_LISTED ENTRIES_
┌────────

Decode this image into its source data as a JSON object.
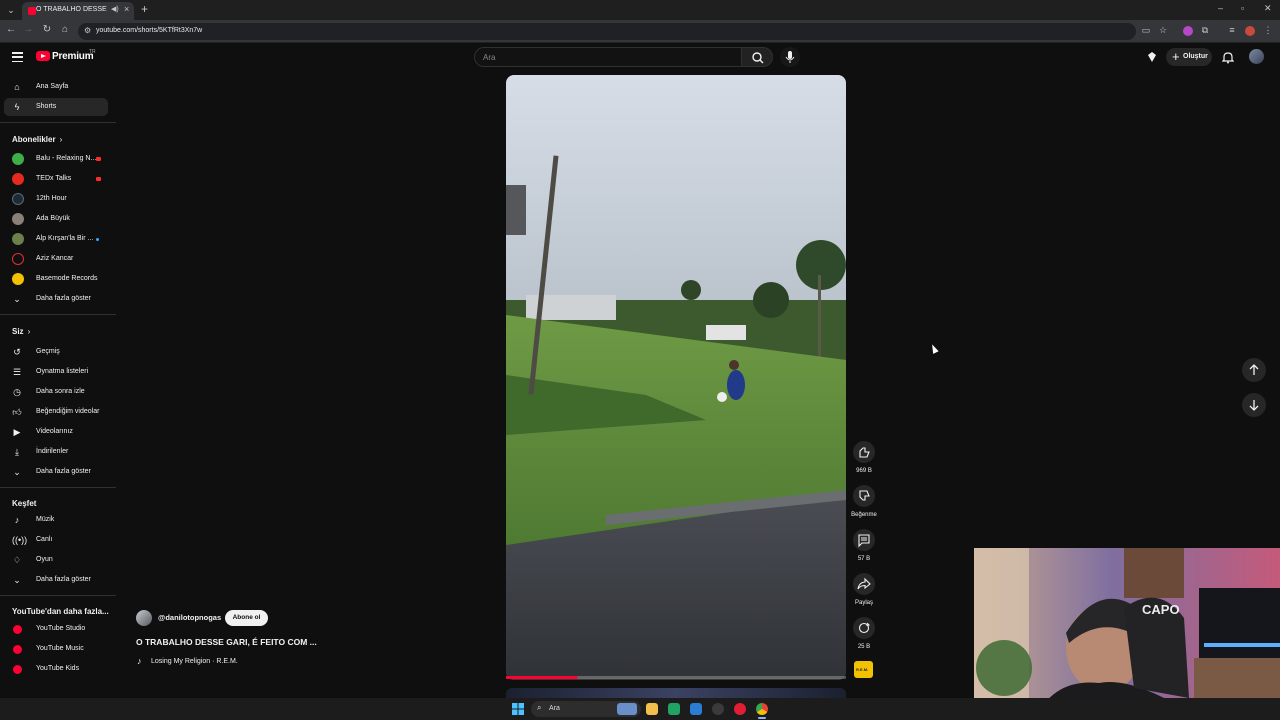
{
  "browser": {
    "tab_title": "O TRABALHO DESSE GARI,",
    "tab_audio_icon": "speaker-icon",
    "url": "youtube.com/shorts/5KTfRt3Xn7w"
  },
  "header": {
    "logo_text": "Premium",
    "logo_country": "TR",
    "search_placeholder": "Ara",
    "create_label": "Oluştur"
  },
  "sidebar": {
    "main": [
      {
        "label": "Ana Sayfa",
        "icon": "home-icon"
      },
      {
        "label": "Shorts",
        "icon": "shorts-icon",
        "active": true
      }
    ],
    "subscriptions_title": "Abonelikler",
    "subscriptions": [
      {
        "label": "Balu - Relaxing N...",
        "live": true
      },
      {
        "label": "TEDx Talks",
        "live": true
      },
      {
        "label": "12th Hour"
      },
      {
        "label": "Ada Büyük"
      },
      {
        "label": "Alp Kırşan'la Bir ...",
        "new": true
      },
      {
        "label": "Aziz Kancar"
      },
      {
        "label": "Basemode Records"
      }
    ],
    "subscriptions_more": "Daha fazla göster",
    "you_title": "Siz",
    "you": [
      {
        "label": "Geçmiş",
        "icon": "history-icon"
      },
      {
        "label": "Oynatma listeleri",
        "icon": "playlist-icon"
      },
      {
        "label": "Daha sonra izle",
        "icon": "clock-icon"
      },
      {
        "label": "Beğendiğim videolar",
        "icon": "thumb-up-icon"
      },
      {
        "label": "Videolarınız",
        "icon": "video-icon"
      },
      {
        "label": "İndirilenler",
        "icon": "download-icon"
      }
    ],
    "you_more": "Daha fazla göster",
    "explore_title": "Keşfet",
    "explore": [
      {
        "label": "Müzik",
        "icon": "music-icon"
      },
      {
        "label": "Canlı",
        "icon": "live-icon"
      },
      {
        "label": "Oyun",
        "icon": "gaming-icon"
      }
    ],
    "explore_more": "Daha fazla göster",
    "more_title": "YouTube'dan daha fazla...",
    "more": [
      {
        "label": "YouTube Studio"
      },
      {
        "label": "YouTube Music"
      },
      {
        "label": "YouTube Kids"
      }
    ]
  },
  "short": {
    "channel": "@danilotopnogas",
    "subscribe_label": "Abone ol",
    "title": "O TRABALHO DESSE GARI, É FEITO COM ...",
    "music": "Losing My Religion · R.E.M.",
    "progress": 0.21,
    "actions": {
      "like_count": "969 B",
      "dislike_label": "Beğenme",
      "comment_count": "57 B",
      "share_label": "Paylaş",
      "remix_count": "25 B"
    },
    "sound_thumb_text": "R.E.M."
  },
  "taskbar": {
    "search_placeholder": "Ara"
  },
  "colors": {
    "background": "#0f0f0f",
    "brand_red": "#ff0033",
    "surface": "#272727"
  }
}
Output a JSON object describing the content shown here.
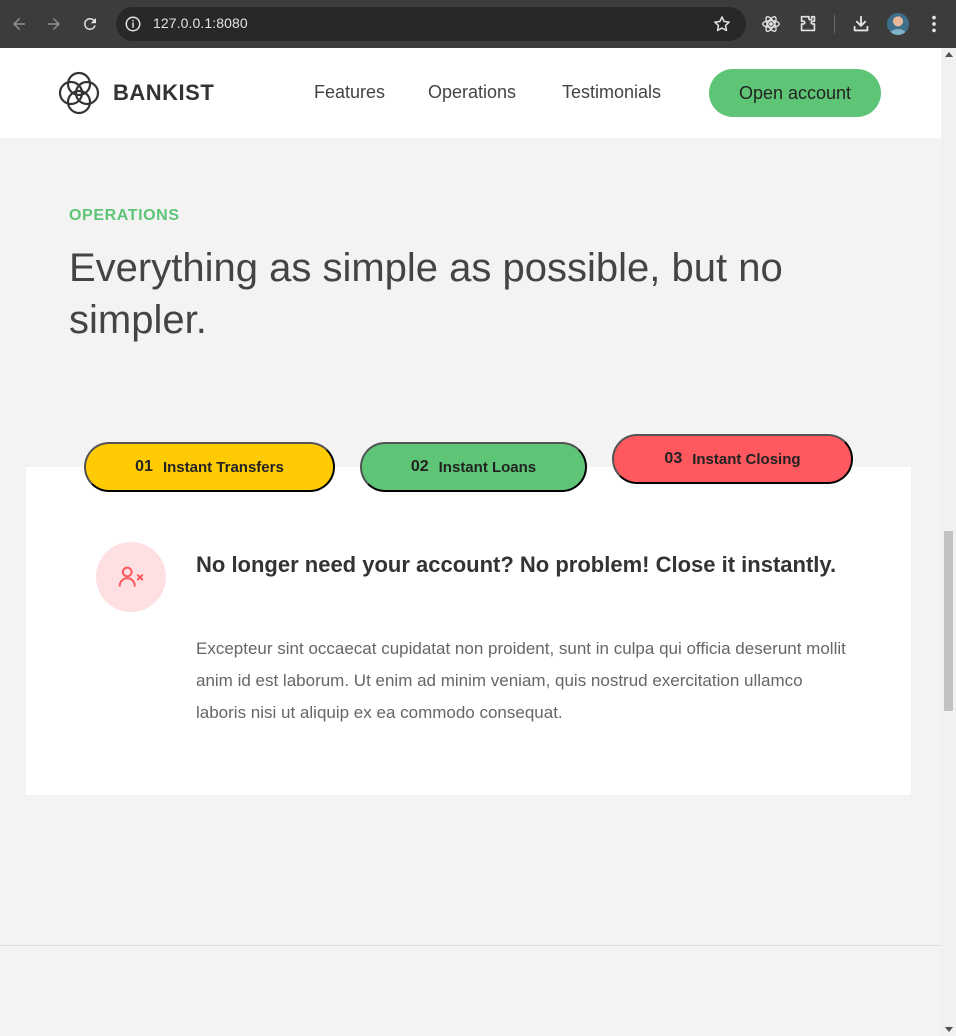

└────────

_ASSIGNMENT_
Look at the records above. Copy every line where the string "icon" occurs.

_EXERCISE RESPONSE_
    "tab_audio_icon": "speaker-icon",
        "icon": "home-icon"
        "icon": "shorts-icon",
        "icon": "history-icon"
        "icon": "playlist-icon"
        "icon": "clock-icon"
        "icon": "thumb-up-icon"
        "icon": "video-icon"
        "icon": "download-icon"
        "icon": "music-icon"
        "icon": "live-icon"
        "icon": "gaming-icon"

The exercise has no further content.